(Element data from apps and pages)
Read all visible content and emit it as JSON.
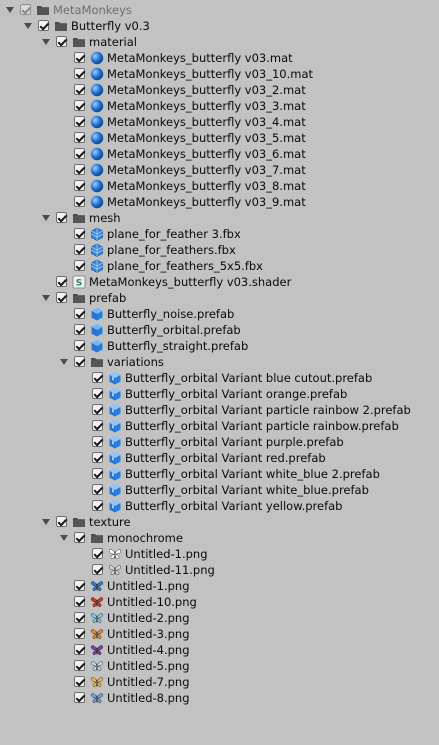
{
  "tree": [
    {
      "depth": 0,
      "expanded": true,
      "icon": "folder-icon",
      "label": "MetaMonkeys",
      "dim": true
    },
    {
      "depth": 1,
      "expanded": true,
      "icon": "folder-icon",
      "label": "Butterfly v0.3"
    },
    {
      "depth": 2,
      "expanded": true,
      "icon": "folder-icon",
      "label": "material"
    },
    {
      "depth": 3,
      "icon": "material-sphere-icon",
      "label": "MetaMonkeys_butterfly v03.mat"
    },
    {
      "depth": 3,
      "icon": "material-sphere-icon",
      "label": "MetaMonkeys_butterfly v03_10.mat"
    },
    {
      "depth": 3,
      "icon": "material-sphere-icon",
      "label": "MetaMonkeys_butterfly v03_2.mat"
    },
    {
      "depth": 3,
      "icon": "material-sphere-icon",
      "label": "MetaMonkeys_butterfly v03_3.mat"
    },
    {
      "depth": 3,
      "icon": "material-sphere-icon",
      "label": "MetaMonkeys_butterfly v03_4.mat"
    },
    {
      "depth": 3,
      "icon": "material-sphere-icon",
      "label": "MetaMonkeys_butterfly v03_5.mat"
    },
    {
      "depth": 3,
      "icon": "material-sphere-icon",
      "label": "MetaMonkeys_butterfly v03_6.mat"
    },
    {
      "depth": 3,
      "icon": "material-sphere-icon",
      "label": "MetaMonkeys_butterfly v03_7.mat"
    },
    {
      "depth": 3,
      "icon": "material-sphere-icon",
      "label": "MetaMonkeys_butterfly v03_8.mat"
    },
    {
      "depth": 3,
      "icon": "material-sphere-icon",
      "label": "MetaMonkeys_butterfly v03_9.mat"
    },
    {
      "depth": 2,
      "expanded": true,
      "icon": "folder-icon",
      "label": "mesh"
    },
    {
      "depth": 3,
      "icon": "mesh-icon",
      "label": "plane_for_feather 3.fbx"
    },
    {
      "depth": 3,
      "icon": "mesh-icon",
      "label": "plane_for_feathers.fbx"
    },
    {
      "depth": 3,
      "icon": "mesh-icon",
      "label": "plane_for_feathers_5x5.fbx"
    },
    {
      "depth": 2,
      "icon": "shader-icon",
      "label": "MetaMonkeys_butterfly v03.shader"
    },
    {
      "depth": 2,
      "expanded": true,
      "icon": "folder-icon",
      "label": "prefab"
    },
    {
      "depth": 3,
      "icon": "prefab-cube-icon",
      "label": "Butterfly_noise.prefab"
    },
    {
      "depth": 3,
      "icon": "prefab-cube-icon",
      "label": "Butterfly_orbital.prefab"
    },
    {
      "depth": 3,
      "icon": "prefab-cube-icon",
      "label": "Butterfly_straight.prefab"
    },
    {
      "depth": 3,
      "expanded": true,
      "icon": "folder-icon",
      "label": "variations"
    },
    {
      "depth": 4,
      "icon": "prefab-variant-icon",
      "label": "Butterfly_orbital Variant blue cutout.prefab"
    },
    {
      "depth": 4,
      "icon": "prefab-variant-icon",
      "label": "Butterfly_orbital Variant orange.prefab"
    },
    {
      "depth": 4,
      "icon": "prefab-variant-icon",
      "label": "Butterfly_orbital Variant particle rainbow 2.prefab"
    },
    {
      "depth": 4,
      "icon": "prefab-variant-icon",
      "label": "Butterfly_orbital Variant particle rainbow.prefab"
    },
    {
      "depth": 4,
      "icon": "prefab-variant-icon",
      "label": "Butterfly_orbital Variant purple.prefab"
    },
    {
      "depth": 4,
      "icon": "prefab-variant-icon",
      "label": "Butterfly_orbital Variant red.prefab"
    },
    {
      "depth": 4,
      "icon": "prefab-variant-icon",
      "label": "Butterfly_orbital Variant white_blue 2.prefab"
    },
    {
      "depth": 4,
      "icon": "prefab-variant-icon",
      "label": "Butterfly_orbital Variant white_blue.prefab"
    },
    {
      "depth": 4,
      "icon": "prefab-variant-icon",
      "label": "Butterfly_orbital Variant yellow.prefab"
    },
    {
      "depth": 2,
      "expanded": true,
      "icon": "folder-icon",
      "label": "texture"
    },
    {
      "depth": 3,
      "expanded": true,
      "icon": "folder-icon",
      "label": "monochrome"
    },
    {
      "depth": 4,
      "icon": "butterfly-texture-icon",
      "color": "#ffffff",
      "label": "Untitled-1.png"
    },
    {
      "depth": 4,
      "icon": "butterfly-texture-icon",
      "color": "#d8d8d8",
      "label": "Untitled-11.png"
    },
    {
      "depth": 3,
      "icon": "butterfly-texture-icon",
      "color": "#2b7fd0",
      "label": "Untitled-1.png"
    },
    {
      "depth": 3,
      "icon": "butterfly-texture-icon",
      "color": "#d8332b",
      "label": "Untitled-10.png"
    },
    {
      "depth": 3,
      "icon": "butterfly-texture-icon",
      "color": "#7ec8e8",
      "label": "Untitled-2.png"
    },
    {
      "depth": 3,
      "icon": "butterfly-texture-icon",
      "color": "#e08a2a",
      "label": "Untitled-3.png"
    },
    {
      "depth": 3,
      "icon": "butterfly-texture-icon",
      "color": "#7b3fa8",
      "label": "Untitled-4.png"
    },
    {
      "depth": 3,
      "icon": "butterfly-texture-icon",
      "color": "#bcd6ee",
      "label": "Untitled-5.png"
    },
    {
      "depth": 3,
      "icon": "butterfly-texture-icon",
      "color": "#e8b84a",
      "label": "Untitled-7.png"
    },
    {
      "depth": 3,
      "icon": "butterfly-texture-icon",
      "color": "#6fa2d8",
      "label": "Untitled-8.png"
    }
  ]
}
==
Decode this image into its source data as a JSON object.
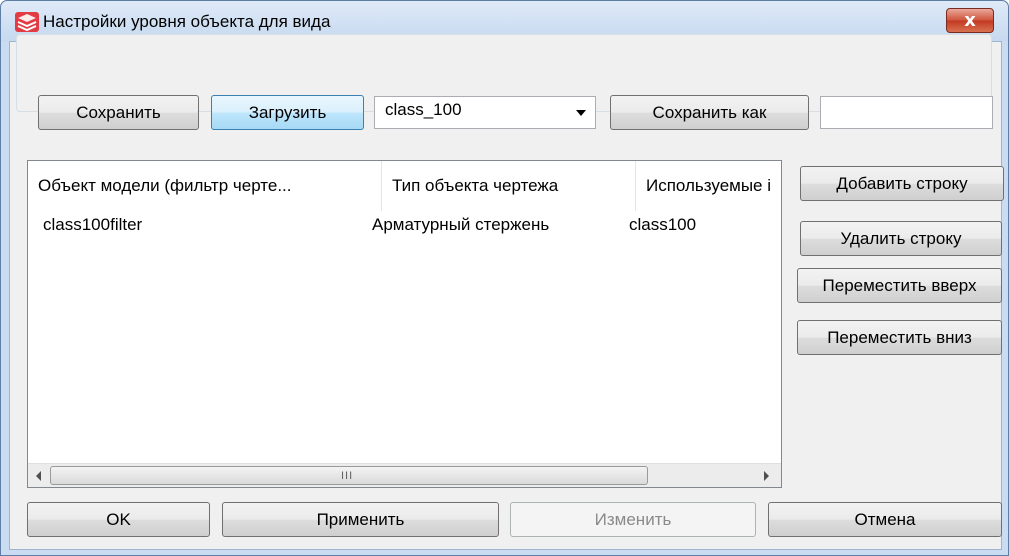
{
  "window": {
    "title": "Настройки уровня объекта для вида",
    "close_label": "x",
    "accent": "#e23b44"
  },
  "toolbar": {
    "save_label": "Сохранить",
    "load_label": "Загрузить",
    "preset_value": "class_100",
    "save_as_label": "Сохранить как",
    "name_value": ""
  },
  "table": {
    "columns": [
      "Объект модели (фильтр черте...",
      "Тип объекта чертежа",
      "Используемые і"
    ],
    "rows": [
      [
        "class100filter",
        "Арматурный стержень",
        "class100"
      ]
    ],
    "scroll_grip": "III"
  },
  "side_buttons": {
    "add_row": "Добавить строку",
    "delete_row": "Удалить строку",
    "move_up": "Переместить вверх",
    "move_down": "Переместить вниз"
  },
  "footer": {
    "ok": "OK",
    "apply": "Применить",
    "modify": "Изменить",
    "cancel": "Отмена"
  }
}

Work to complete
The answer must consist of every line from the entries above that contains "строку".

Exercise solution
    "add_row": "Добавить строку",
    "delete_row": "Удалить строку",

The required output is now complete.